Madam Speaker, I found it interesting to listen to some of the comments the hon. member made, including dealing with issues of transit. She would not have complimented the Liberal Party for being the one that initiated the GST tax on tax to be used for the very purpose which she well knows as a former councillor in Toronto is extremely beneficial and helpful in the early days of pioneering transit as an alternative.
The hon. member also may have erred on a number of occasions about the facts, that 5% of the pumps that were the target of the study by Measurements Canada was in fact only 4%.
The hon. member seems to suggest that there is a problem. I am concerned as she is with the fact that we are asked to measure on our own to see if these things work. The reality is if we put something in a plastic container that is 10 litres or 20 litres, or whatever the case may be, there is room for expansion, as well. Exposing gasoline from ambient temperature in the tanks eight or ten feet below ground versus the temperature outside may contract or in fact expand the volume. Those are not effective measures.
I want to ask the member this one thing because I think she is concerned, as I am, about what impact this is going to have on gas retailers, as well as on consumers.
The theory goes that some things that are too onerous, like spill containment and environmental standards that have been advocated in the past, have had the unintended effect of actually reducing the number of retailers in this country.
I wonder if, as a councillor, or now as a member of Parliament, she might not take into consideration the actions of municipalities that have had a devastating impact on the licensing and zoning and the ability for small independents and other retailers to survive. This may in fact have contributed to the demise of many retailers, many wholesalers and, at the same time, may have driven up prices.

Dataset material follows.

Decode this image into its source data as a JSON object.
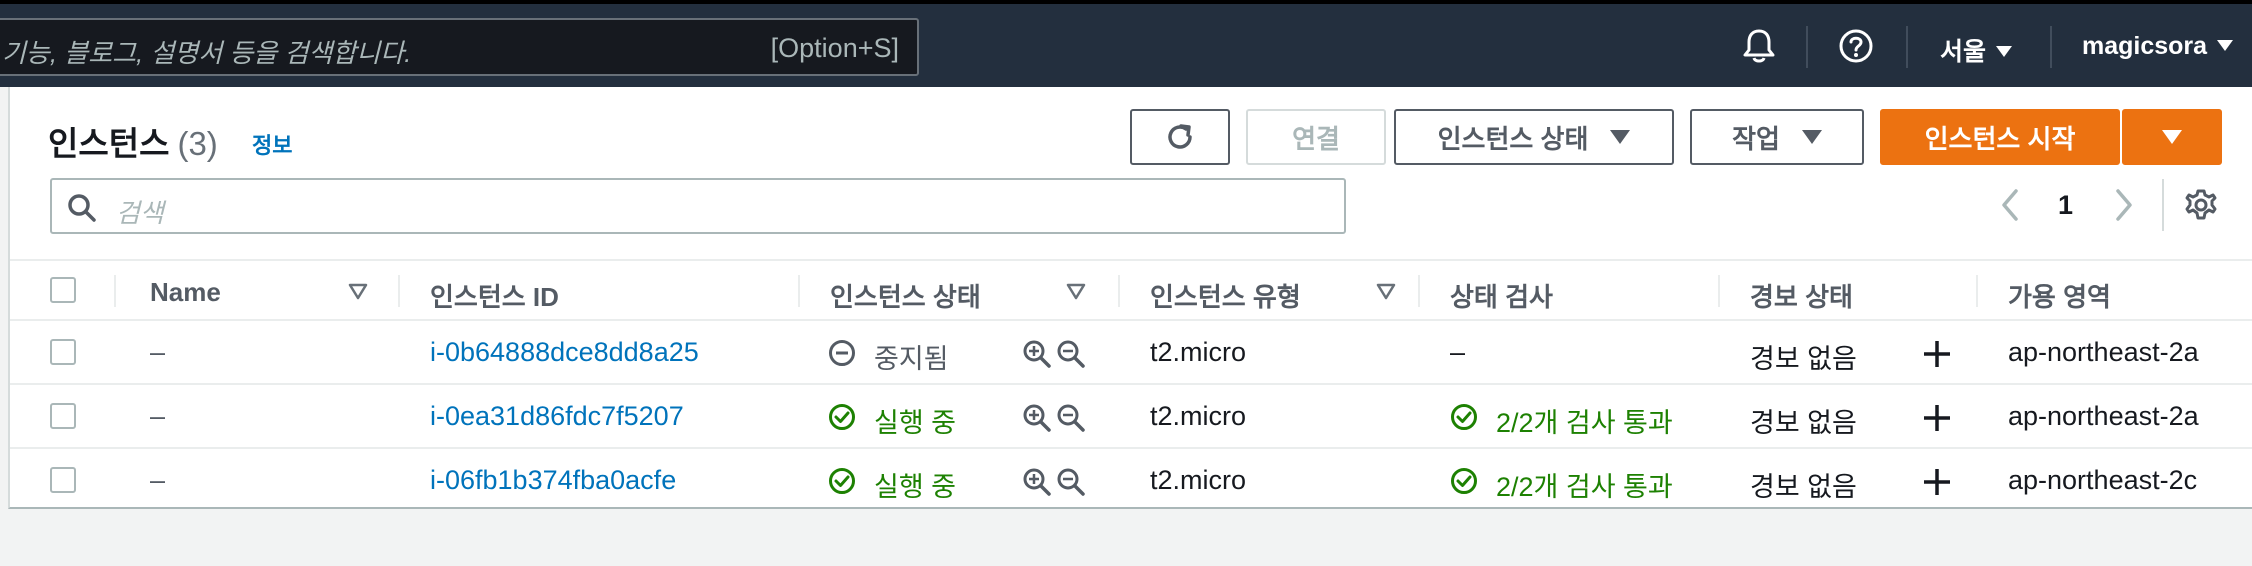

I wonder if she would like to comment on that, given her experience on Toronto council.